I am neither a Republican, Democrat or independent, I am an outsider watching from the sidelines whose grandson was a Marine and now rests in a grave at the young age of 25.
George Bush had neither the knowledge or experience for such a high and important office. I hope the people of this fine country will remember what inexperience has cost.
Why not experience and hope?
I used to be a consummate Sam Coppersmith fan. That is, until he endorsed Obama for president in his Jan. 13 opinion column. He claims that he’s motivated to do this because of his “deep desire that this election be about new arguments, not the old ones.”
Since when has Sam been afraid of a good old-fashioned political fight for what’s right — sounds more like a cowardly lion than a Coppersmith. “If Hillary wins,” he says, “we’ll have the last Boomer campaign, one last fight over our split over Vietnam.”
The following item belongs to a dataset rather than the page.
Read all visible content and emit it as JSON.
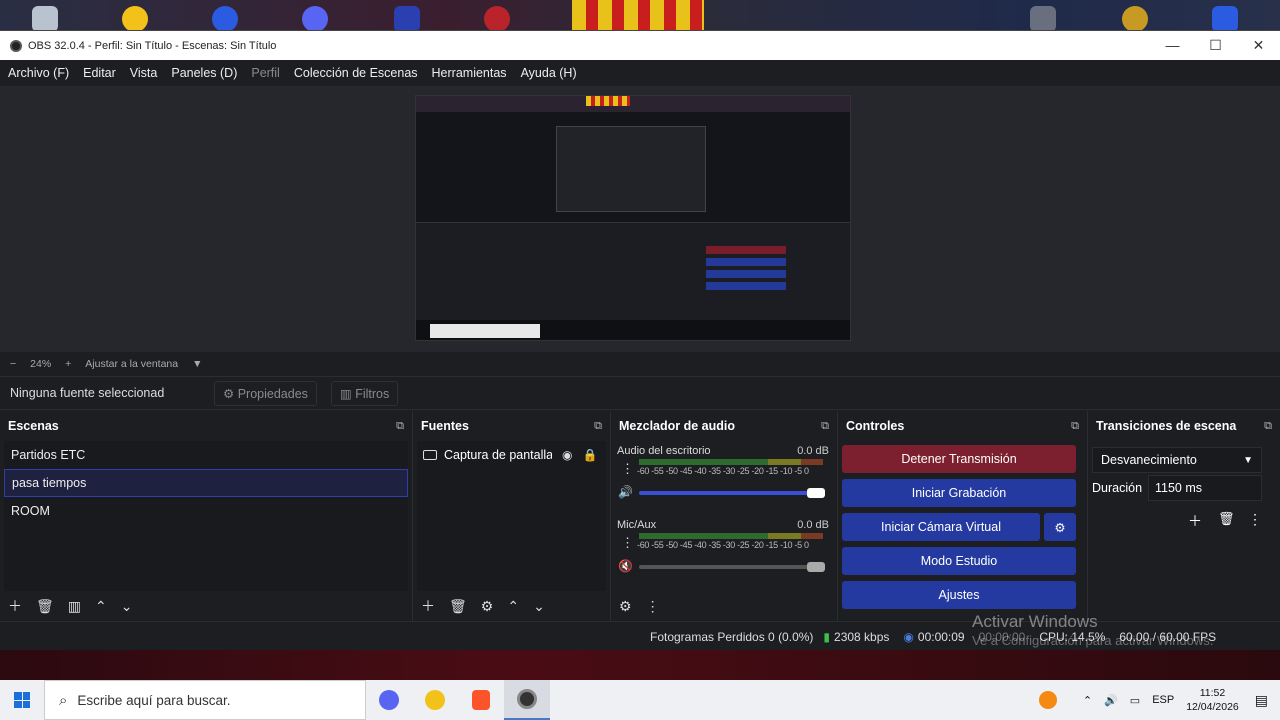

My son is the baby-boomer. I’ll let his generation fight over the past. It’s the future that worries me — the dozens of potential new Vietnams that we need to avoid. Obviously, this is probably the most important election in which any of us will ever participate. Why would an old Democratic warrior like Coppersmith advise us to bypass an experienced candidate in favor of “new arguments”? If it’s zings from the ’wingers he’s afraid of, they’re going to continue coming no matter whether Clinton or Obama wins the candidacy. I’ll cast my vote for time-tested music with words that can be understood and a battle-tested candidate like
Hillary Clinton, who’ll deal with a crisis armed with a lot more than a new-fangled hope and a prayer.
Actually, a Clinton-Obama (Experience-Hope) ticket sounds great to me! As president, she’ll immediately be ready for whatever wicked this way comes and as veep and president of the Senate, Barack will be able to impress new ideas and ideals on the Congress, while at the same time gaining the experience necessary for him to take the reins when his turn comes.
SAMUEL O. SPOONER